AH: When are you happiest?
AA: I’m happiest every day I’m alive, but I do get a sense of bliss particularly when I’m painting. I get this rush of energy—bliss. And it feels like I know why I’m doing this; because this is the best thing ever. When I’m sad and then I start painting, I think, “Why didn’t I do this yesterday or the day before; I know it makes me feel good.”
AH: What makes you remember that—how good it makes you feel?
AA: Lately, it’s been my wife, Raquel. She’s so visceral and she can pull me out of any sadness. We just go out, we travel, have a drink, and then we have these brainstorming sessions. We get inspired by colors or a night out or a visit to a museum. It’s always something related to the external world and it kind of just develops into this manifestation of a new and beautiful art piece.
AH: It’s a good reminder of the power of human connection and how isolation can really work against us sometimes.
AA: Yes. I had a moment where I was unemployed for two years, and I was in a really bad state. I didn’t do art for a long time, but then it was such an exhilarating experience for me when I was able to sketch a person on the train. I didn’t recognize what it was that was giving me this happiness until I realized it was because I was sketching and painting again.
AH: You are very well known for your street art.

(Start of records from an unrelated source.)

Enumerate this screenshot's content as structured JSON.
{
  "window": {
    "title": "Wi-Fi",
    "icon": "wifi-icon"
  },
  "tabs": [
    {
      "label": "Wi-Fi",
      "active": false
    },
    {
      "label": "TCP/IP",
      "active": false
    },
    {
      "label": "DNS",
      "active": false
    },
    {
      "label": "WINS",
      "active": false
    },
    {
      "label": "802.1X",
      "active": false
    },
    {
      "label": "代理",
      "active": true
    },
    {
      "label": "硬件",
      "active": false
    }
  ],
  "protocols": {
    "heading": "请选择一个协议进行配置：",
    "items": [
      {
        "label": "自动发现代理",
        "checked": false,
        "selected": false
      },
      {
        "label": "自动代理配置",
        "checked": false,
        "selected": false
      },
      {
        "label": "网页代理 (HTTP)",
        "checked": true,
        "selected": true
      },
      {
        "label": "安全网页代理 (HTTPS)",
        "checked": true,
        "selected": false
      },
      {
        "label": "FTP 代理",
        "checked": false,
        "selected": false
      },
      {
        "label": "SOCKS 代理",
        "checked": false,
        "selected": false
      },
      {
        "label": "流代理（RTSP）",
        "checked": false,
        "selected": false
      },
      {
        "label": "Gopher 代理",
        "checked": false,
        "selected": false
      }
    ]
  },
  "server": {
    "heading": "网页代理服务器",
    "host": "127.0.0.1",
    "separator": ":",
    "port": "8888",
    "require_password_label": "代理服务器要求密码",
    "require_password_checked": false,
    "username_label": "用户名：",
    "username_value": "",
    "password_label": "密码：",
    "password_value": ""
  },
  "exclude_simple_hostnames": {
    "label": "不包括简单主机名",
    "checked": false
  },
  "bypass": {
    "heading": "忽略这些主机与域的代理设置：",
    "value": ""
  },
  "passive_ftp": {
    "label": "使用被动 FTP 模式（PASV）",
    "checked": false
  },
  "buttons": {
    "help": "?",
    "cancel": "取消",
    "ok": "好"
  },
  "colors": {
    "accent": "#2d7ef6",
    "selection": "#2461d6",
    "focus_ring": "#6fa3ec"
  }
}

How is that different from conventional art forms?
AA: My first official art exhibition was in Germany. The culture there is not the same as New York, so I was considered a bit of an oddity. But it was a great experience; people asked me a lot of questions, and I also got a chance to learn German and learn the culture. I also went to Poland and France and met a lot of other street artists. I actually met a famous street artist in France who I learnt a lot from. For example, he taught me to dress very nicely and paint during the daytime when everyone is walking so it looks normal. Then no one stops you. There have been many times when I would do paintings in the street, and the police would walk by and say, “Hey, good job!” Also, because I paint with a paintbrush, not with an aerosol can, it’s a different thing. People love to see an artist creating fine art with a paintbrush in the street.
AH: How do you nourish yourself?
AA: I like to breakdance. I like to run. I make art and I like computers. My mind is always jumping into something that’s nourishing me and giving me what I need to slide out in the world. Raquel once said, “When I came here, all I wanted was a place to live and a paint brush.” It’s so true! That’s all we need: somewhere to live and some way to create.
AH: If you could go back and visit your 5-year-old self, what piece of advice would you give him?
AA: Learn as many languages as you can.
AH: What does it mean to be wealthy?
AA: It’s the level of happiness you feel inside. If I die tomorrow and all I can have in the afterlife is my memories and my past, I would be so happy; I would die a happy man because I know I experienced everything to the fullest. Like the memory of the moment I met Raquel. I was painting a huge mural on the ground for days. I was sitting down, and I looked up and there was Raquel. Something about her just popped out: it was in her eyes and in the way she looked. I said to myself, “If she looks at me three times, I’m going to talk to her.” So, it happened—she looked at me three times…and here we are.
Alan Aine is a popular BedStuy figurative impressionistic artist and computer scientist. He began his art career at the age of twelve, but devoted himself to it full time in 2013. He taught himself how to paint and continues to learn about the creative process from his own perspective. Alan creates works of art by means of mixed mediums. Alan and his wife Raquel Díaz are the co-founders of Atelier Brooklyn.